╔══

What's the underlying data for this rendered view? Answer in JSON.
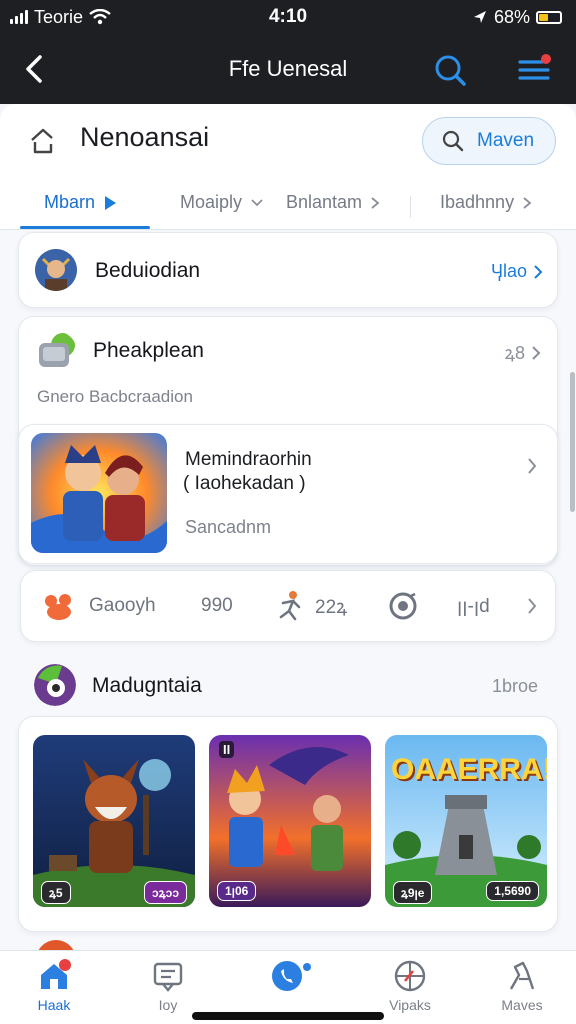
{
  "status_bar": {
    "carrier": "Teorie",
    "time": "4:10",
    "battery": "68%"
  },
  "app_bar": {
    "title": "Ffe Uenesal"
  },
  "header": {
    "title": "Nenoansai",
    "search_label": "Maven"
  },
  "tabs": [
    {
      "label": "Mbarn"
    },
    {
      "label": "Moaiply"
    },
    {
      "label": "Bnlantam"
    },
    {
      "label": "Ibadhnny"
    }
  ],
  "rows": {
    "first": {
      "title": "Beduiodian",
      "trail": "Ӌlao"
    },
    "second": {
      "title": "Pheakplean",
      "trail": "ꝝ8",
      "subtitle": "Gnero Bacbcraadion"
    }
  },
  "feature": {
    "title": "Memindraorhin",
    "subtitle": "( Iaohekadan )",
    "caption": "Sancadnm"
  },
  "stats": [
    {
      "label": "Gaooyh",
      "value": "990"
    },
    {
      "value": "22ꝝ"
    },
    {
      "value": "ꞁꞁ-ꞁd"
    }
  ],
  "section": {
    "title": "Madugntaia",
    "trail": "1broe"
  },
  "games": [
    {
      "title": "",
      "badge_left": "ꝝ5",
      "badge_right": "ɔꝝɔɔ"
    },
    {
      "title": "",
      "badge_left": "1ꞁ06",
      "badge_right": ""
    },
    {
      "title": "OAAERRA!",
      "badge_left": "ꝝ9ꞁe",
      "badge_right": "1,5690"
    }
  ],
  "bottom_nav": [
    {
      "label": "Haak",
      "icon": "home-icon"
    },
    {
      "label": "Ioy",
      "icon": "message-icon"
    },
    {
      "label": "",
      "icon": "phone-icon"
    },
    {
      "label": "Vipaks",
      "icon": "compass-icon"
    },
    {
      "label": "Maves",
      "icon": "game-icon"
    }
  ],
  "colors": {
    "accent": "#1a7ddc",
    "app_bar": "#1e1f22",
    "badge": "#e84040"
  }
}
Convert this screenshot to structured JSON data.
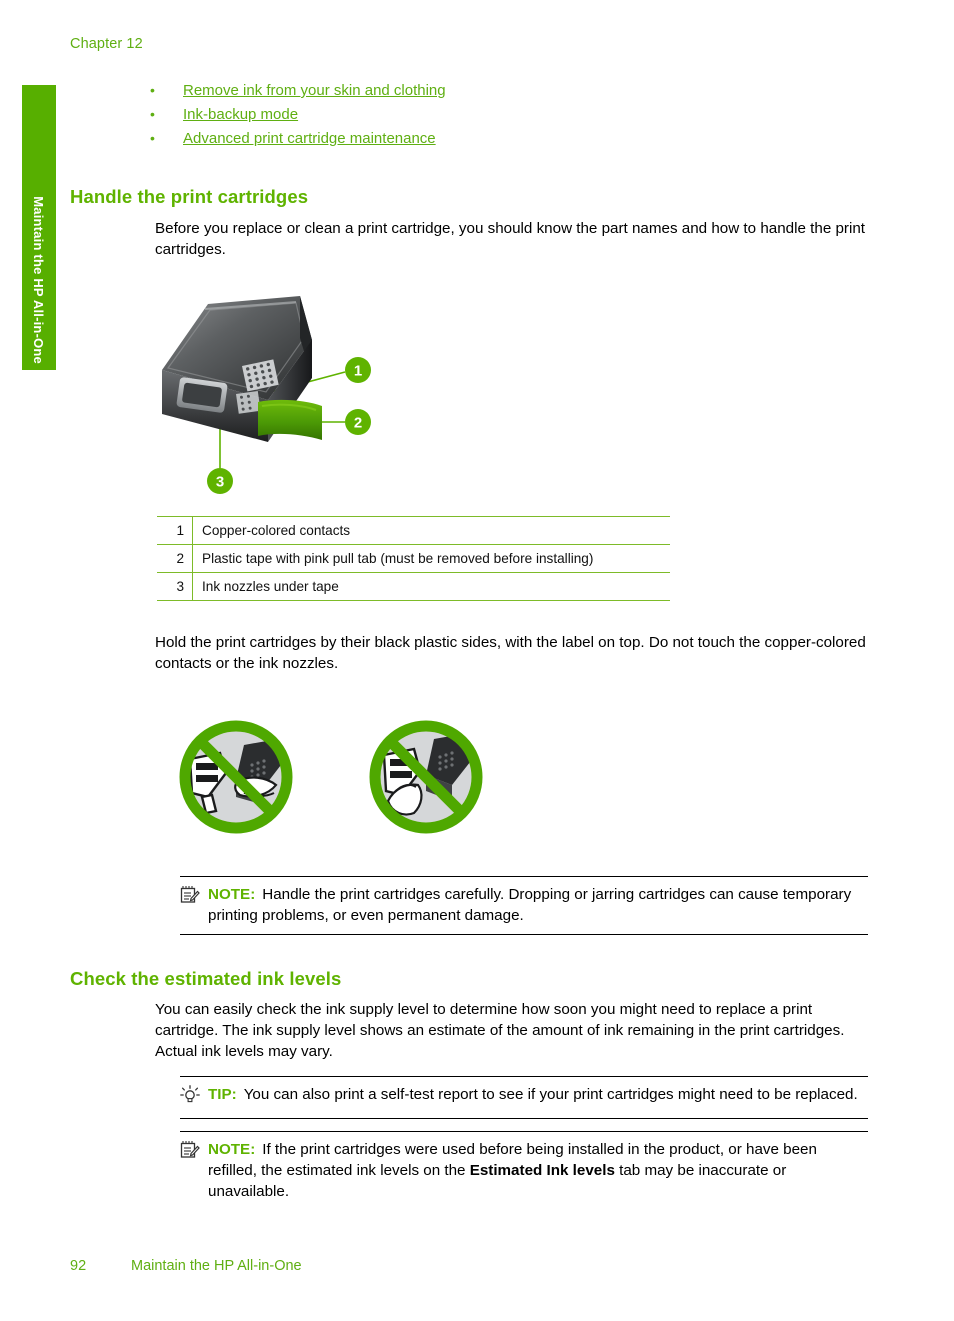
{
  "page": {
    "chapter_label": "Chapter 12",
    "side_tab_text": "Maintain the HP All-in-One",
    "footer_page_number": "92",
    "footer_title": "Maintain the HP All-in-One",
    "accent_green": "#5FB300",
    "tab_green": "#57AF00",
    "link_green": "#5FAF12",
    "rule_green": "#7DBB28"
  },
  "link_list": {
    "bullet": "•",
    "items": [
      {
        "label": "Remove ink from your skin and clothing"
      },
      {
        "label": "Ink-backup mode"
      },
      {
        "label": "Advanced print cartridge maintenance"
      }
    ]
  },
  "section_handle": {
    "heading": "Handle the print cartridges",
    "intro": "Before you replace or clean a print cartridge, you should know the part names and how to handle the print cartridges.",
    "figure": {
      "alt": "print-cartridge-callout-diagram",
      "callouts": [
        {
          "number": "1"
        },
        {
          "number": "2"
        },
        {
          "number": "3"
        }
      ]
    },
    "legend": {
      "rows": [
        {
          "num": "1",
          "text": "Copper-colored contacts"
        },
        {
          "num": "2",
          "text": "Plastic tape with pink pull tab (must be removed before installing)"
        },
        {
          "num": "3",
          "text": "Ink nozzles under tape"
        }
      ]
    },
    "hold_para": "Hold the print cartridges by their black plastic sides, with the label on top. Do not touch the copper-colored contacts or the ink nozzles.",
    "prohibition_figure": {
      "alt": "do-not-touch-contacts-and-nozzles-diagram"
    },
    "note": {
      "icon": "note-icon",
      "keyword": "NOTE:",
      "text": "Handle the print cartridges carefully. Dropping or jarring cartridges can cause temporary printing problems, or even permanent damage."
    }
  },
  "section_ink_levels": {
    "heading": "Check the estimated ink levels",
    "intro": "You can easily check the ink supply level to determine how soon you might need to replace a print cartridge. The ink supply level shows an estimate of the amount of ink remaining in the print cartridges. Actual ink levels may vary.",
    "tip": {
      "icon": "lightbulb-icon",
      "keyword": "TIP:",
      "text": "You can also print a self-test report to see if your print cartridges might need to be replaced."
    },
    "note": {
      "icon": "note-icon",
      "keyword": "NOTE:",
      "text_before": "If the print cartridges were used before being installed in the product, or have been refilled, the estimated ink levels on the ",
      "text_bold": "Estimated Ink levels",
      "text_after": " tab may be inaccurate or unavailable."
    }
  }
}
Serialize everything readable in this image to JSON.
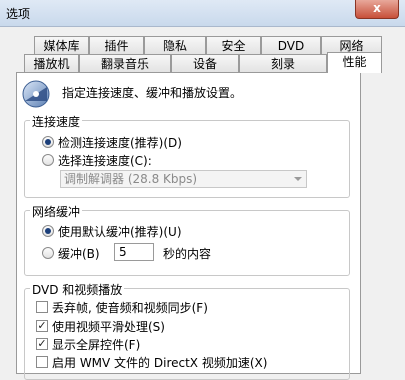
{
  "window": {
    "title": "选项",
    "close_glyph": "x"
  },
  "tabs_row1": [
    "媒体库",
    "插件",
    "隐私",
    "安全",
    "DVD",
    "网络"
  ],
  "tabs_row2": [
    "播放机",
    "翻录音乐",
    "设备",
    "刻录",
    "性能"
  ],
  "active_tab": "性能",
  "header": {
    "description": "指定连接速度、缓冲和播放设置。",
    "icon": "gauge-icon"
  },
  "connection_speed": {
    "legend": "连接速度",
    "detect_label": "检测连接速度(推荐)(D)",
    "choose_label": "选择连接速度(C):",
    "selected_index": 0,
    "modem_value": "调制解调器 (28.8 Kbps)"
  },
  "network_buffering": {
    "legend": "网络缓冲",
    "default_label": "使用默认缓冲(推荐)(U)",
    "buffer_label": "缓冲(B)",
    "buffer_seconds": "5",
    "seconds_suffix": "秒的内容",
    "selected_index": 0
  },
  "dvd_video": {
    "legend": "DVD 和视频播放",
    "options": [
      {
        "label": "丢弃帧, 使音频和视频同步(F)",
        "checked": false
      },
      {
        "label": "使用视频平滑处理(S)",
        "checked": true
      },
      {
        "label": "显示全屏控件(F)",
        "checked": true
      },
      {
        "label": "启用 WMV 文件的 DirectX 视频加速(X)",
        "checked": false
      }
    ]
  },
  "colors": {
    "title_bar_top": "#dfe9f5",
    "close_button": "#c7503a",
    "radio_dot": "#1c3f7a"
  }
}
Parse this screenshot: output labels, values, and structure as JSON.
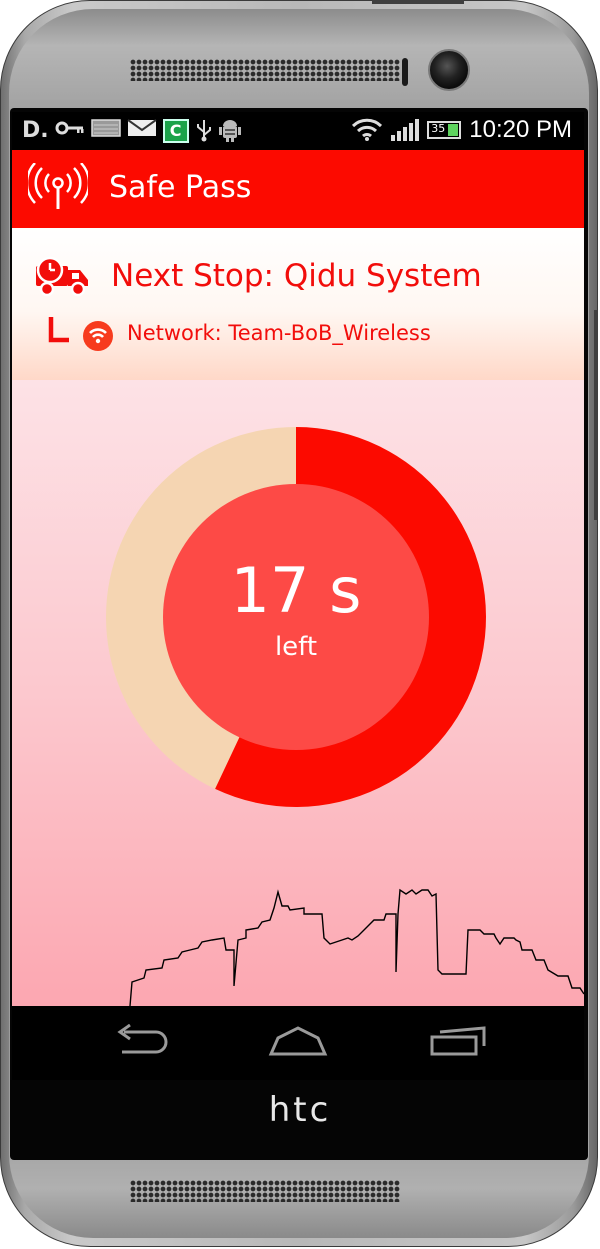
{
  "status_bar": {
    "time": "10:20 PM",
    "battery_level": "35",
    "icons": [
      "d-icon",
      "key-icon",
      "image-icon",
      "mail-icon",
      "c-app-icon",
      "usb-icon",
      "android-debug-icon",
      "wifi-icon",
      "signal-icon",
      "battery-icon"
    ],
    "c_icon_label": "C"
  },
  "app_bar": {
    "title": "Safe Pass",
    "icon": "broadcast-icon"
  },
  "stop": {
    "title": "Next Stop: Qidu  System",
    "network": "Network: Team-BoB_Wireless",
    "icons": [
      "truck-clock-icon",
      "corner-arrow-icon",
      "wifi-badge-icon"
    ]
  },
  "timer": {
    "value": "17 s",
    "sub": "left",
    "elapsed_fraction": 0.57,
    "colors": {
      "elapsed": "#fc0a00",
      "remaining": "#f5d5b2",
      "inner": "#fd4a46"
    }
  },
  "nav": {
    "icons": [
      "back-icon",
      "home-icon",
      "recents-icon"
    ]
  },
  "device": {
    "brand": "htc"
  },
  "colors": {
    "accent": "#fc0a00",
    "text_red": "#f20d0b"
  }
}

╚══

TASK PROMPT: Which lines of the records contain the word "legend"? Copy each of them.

ANSWER BOX:
    "legend": {
    "legend": "连接速度",
    "legend": "网络缓冲",
    "legend": "DVD 和视频播放",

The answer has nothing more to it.